Presque Isle Bay in Erie, Pa., is a perfect example. More than two decades ago, the bay was listed as one of the Great Lakes Areas of Concern by the U.S. Environmental Protection Agency and the International Joint Commission, an organization established by the United States and Canada under the Boundary Waters Treaty of 1909.
The discovery of fish tumors or other deformities led to funding for a concerted effort by researchers and environmental officials. Because of these efforts, there was a reduction in the incidences of liver tumors of indicator fish and a vast overall improvement in the quality of the bay water. The bay was one of the first bodies of water to be listed as an Area of Recovery and then delisted altogether as an Area of Concern.
But we’ve still got work to do. Elevated skin tumors on indicator fish species in the bay remain, and Gannon University is involved in genetic testing of these fish to determine why this is the case. Since water doesn’t recognize state boundaries, what we do here in Erie will impact those living downstream in upstate New York. Consequently, the progress we have made here in Erie through partnerships with local organizations such as Pennsylvania Sea Grant and the Pennsylvania Department of Environmental Protection has not only benefitted this area, but our neighbors in Buffalo and beyond who are linked by the waterways we share.
As a native of the Buffalo region, I’ve spent much leisure time along the Niagara River, and am aware of the previous, current and future challenges facing the Niagara River and other water attractions in the region. For this reason, the ripple effect of the progress we have made in northwestern Pennsylvania is especially poignant to me.
Admitting there is a problem is hard to do. But as the saying goes, it is the first step in recovery, which is precisely what has occurred for Presque Isle Bay.
I would urge our counterparts near Harrisburg to do the same by listing the Susquehanna as impaired, and allocating funds to improve the quality of that water. Erie, Buffalo and the rest of the nation would also do well to continue to enhance coordination of efforts for continued monitoring of our freshwater. Our nation’s most precious resource is too valuable to ignore.
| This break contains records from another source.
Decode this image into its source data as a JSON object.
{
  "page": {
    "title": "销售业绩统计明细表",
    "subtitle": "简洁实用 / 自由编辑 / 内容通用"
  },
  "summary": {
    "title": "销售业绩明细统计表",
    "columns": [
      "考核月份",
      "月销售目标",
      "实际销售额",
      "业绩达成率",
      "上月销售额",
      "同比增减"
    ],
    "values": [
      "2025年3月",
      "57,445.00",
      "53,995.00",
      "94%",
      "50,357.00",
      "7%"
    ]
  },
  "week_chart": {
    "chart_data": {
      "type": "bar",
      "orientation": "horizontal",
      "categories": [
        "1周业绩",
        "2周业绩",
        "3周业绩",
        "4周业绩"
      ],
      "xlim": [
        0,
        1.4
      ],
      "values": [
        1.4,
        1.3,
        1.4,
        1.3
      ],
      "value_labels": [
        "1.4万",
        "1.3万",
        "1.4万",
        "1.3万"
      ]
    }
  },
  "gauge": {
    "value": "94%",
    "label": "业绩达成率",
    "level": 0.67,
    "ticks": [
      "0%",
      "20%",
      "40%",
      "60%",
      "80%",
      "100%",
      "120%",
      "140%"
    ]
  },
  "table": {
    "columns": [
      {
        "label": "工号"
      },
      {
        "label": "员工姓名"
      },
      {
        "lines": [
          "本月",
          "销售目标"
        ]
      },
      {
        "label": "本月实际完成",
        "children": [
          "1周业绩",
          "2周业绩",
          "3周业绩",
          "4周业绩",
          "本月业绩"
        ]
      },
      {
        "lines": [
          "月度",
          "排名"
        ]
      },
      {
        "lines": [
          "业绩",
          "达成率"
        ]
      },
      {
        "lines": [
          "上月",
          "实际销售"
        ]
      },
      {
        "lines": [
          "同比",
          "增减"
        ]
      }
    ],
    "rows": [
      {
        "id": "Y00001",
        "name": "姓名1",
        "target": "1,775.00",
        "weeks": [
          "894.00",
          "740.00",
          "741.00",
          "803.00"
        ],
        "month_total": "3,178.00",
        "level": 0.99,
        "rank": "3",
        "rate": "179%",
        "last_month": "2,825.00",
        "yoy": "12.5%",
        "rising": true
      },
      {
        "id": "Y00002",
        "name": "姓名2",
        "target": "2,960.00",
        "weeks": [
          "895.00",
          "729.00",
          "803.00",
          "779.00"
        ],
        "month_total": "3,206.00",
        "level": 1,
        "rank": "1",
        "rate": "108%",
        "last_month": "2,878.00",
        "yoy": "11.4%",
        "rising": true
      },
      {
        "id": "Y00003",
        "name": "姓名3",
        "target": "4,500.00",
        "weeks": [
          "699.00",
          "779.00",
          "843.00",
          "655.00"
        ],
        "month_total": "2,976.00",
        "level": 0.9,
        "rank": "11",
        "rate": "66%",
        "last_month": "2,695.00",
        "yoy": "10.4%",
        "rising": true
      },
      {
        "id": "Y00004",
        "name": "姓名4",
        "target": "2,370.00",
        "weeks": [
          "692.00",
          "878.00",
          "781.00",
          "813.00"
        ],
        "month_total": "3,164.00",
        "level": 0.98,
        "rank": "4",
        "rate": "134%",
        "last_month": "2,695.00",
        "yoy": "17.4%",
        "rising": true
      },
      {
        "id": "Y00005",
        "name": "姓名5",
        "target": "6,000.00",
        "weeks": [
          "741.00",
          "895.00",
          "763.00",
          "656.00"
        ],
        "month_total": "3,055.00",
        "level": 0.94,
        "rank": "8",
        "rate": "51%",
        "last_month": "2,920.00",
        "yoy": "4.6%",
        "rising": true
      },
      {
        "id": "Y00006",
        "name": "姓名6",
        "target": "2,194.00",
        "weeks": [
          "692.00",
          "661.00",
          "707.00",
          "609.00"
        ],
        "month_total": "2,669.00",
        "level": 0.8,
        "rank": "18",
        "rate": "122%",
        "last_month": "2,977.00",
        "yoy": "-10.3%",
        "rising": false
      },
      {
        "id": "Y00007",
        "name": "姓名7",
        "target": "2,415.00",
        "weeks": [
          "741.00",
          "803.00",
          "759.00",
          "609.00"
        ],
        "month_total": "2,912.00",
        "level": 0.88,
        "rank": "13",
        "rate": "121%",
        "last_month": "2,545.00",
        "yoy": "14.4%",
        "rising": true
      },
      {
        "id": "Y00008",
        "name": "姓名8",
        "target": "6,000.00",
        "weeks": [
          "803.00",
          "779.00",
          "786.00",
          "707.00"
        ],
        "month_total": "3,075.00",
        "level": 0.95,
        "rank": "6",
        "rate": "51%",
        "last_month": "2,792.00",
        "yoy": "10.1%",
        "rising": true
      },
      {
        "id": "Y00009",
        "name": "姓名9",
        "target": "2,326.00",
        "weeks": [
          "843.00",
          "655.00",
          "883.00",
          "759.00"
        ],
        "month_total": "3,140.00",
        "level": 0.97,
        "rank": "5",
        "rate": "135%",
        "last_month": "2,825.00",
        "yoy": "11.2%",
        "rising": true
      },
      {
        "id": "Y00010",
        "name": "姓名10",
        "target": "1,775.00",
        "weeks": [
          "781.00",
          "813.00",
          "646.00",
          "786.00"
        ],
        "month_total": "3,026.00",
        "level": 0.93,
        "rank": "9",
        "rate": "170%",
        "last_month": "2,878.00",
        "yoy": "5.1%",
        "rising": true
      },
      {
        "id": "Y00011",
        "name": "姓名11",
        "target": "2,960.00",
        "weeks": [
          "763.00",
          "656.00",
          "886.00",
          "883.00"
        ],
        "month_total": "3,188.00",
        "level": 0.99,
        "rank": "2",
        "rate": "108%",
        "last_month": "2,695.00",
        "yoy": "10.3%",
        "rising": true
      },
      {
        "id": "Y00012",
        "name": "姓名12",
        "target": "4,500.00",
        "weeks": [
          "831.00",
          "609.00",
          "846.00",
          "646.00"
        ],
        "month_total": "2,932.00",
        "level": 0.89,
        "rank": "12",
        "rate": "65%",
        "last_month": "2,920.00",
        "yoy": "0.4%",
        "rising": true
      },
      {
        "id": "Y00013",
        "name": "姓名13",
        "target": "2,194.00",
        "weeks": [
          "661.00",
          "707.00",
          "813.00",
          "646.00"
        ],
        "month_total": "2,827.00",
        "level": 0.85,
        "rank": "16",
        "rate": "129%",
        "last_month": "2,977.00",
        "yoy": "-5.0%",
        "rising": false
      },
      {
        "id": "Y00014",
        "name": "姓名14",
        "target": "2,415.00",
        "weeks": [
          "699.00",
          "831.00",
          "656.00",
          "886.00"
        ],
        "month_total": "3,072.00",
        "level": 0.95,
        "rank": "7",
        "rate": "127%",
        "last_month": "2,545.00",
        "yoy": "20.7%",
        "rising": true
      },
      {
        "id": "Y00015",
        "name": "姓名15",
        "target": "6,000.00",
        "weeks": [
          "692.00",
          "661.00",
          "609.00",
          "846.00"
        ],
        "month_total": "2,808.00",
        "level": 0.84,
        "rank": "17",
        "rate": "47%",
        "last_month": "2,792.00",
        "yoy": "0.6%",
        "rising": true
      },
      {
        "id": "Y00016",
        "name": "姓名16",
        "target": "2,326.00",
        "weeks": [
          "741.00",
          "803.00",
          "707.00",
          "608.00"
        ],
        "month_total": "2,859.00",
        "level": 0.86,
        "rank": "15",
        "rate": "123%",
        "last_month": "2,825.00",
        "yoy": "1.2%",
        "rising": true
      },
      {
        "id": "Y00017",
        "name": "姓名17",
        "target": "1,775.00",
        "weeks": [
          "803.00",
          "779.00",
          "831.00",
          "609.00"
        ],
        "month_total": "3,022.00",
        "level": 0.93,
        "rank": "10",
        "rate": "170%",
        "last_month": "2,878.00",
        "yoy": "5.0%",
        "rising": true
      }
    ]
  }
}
Steven Mauro, Ph.D., is dean of the Morosky College of Health Professions Sciences and a faculty member of the Freshwater and Marine Biology Department at Gannon University.